→ **Source material**:
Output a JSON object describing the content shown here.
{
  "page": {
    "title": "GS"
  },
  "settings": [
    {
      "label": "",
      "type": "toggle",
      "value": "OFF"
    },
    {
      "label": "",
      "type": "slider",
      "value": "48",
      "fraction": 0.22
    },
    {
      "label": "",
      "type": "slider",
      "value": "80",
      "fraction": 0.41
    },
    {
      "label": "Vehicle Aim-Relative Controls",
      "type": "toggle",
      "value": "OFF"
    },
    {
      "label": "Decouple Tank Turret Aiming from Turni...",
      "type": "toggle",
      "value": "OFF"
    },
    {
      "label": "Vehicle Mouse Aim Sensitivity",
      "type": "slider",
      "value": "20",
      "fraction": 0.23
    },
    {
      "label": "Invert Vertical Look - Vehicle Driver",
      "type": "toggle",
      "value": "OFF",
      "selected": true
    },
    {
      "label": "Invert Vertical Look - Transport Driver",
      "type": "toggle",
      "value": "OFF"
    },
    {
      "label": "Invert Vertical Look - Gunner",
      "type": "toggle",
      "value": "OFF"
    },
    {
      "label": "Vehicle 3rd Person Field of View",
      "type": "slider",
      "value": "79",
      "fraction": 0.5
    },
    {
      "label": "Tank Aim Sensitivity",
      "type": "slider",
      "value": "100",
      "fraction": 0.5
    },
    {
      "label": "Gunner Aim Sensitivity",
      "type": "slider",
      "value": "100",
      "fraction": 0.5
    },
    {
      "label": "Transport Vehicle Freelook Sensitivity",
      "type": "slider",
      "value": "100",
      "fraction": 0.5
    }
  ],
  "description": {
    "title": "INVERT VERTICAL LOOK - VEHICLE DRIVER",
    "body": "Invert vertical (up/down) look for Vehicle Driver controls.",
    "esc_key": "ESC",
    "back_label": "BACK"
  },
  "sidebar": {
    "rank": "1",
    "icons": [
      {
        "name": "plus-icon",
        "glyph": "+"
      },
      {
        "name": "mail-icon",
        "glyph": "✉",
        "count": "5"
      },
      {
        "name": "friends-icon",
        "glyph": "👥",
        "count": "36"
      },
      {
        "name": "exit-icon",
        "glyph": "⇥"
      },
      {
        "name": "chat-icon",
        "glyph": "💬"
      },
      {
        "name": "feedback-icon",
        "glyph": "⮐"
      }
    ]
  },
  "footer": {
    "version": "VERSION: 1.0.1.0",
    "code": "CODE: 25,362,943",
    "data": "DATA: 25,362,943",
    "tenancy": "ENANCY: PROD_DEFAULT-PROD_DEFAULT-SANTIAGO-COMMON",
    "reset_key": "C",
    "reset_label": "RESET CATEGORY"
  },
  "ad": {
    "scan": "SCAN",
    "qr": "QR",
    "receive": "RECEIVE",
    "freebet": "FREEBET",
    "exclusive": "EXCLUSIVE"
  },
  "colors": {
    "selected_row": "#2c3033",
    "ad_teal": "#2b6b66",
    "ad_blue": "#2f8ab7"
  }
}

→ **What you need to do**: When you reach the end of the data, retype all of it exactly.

→ **Answer space**:
Output a JSON object describing the content shown here.
{
  "page": {
    "title": "GS"
  },
  "settings": [
    {
      "label": "",
      "type": "toggle",
      "value": "OFF"
    },
    {
      "label": "",
      "type": "slider",
      "value": "48",
      "fraction": 0.22
    },
    {
      "label": "",
      "type": "slider",
      "value": "80",
      "fraction": 0.41
    },
    {
      "label": "Vehicle Aim-Relative Controls",
      "type": "toggle",
      "value": "OFF"
    },
    {
      "label": "Decouple Tank Turret Aiming from Turni...",
      "type": "toggle",
      "value": "OFF"
    },
    {
      "label": "Vehicle Mouse Aim Sensitivity",
      "type": "slider",
      "value": "20",
      "fraction": 0.23
    },
    {
      "label": "Invert Vertical Look - Vehicle Driver",
      "type": "toggle",
      "value": "OFF",
      "selected": true
    },
    {
      "label": "Invert Vertical Look - Transport Driver",
      "type": "toggle",
      "value": "OFF"
    },
    {
      "label": "Invert Vertical Look - Gunner",
      "type": "toggle",
      "value": "OFF"
    },
    {
      "label": "Vehicle 3rd Person Field of View",
      "type": "slider",
      "value": "79",
      "fraction": 0.5
    },
    {
      "label": "Tank Aim Sensitivity",
      "type": "slider",
      "value": "100",
      "fraction": 0.5
    },
    {
      "label": "Gunner Aim Sensitivity",
      "type": "slider",
      "value": "100",
      "fraction": 0.5
    },
    {
      "label": "Transport Vehicle Freelook Sensitivity",
      "type": "slider",
      "value": "100",
      "fraction": 0.5
    }
  ],
  "description": {
    "title": "INVERT VERTICAL LOOK - VEHICLE DRIVER",
    "body": "Invert vertical (up/down) look for Vehicle Driver controls.",
    "esc_key": "ESC",
    "back_label": "BACK"
  },
  "sidebar": {
    "rank": "1",
    "icons": [
      {
        "name": "plus-icon",
        "glyph": "+"
      },
      {
        "name": "mail-icon",
        "glyph": "✉",
        "count": "5"
      },
      {
        "name": "friends-icon",
        "glyph": "👥",
        "count": "36"
      },
      {
        "name": "exit-icon",
        "glyph": "⇥"
      },
      {
        "name": "chat-icon",
        "glyph": "💬"
      },
      {
        "name": "feedback-icon",
        "glyph": "⮐"
      }
    ]
  },
  "footer": {
    "version": "VERSION: 1.0.1.0",
    "code": "CODE: 25,362,943",
    "data": "DATA: 25,362,943",
    "tenancy": "ENANCY: PROD_DEFAULT-PROD_DEFAULT-SANTIAGO-COMMON",
    "reset_key": "C",
    "reset_label": "RESET CATEGORY"
  },
  "ad": {
    "scan": "SCAN",
    "qr": "QR",
    "receive": "RECEIVE",
    "freebet": "FREEBET",
    "exclusive": "EXCLUSIVE"
  },
  "colors": {
    "selected_row": "#2c3033",
    "ad_teal": "#2b6b66",
    "ad_blue": "#2f8ab7"
  }
}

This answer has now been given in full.